Unemployment still a major risk for elderly workforcetorsdag, 27 september 2018
Although more than half of the Finnish and Dutch population who work in their mid-fifties manage to reach their retirement age, there are many trajectories out of the labour market. Reforms in the 2000s have contributed to longer working lives in both countries, but elderly women and low-educated workers continue to run a greater risk of unemployment and inactivity.
According to a fresh doctoral dissertation, retirement is a long-term process rather than a single event. A comparison between Finland and the Netherlands by Senior Researcher Aart-Jan Riekhoff shows that retirement includes multiple transitions that take place over several years.
“Many people get some other type of pension or benefit before they retire on an old-age pension. For example, both in the Netherlands and Finland, unemployment or sickness often result in an early, permanent exit from the labour market. The risks tend to add up over the life course for people with a low education, insecure jobs and low earnings. As a result, their pensions are quite small.

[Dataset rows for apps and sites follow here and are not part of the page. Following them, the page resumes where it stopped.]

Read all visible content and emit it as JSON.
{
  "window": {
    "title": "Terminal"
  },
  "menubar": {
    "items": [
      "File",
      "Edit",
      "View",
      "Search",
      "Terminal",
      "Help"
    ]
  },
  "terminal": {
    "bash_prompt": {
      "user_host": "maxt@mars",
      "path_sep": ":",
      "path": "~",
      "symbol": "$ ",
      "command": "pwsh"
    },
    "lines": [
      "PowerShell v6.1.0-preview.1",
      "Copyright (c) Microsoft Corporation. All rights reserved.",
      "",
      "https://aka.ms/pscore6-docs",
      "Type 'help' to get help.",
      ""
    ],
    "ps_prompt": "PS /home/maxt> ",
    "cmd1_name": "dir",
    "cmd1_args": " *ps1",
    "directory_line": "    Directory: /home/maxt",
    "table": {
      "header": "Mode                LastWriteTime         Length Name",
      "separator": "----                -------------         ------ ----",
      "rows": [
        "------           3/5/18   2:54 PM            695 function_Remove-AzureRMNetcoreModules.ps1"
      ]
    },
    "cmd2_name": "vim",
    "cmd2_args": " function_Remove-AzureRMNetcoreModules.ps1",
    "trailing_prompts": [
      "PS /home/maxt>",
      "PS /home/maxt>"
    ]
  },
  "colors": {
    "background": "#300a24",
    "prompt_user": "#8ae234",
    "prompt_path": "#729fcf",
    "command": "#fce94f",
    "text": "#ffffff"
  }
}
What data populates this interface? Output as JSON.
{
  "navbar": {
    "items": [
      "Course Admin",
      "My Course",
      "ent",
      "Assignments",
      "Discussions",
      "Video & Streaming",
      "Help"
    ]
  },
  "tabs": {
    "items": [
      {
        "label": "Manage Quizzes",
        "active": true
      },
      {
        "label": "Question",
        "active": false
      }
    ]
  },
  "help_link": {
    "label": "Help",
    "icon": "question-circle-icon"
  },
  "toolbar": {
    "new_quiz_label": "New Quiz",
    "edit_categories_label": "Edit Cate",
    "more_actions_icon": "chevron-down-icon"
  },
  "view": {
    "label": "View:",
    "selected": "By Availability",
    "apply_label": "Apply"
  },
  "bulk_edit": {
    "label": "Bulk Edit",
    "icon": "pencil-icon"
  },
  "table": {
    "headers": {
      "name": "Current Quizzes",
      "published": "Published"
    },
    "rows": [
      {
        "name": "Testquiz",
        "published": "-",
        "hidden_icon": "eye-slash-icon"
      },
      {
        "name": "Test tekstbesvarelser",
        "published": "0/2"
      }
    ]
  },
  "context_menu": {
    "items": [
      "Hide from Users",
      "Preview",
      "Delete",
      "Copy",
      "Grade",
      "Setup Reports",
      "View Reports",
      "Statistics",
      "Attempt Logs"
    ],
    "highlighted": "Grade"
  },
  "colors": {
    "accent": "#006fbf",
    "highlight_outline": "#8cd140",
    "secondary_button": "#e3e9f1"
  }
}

We need interventions at an early stage if we want our older workers to stay in the labour market longer,” Riekhoff says.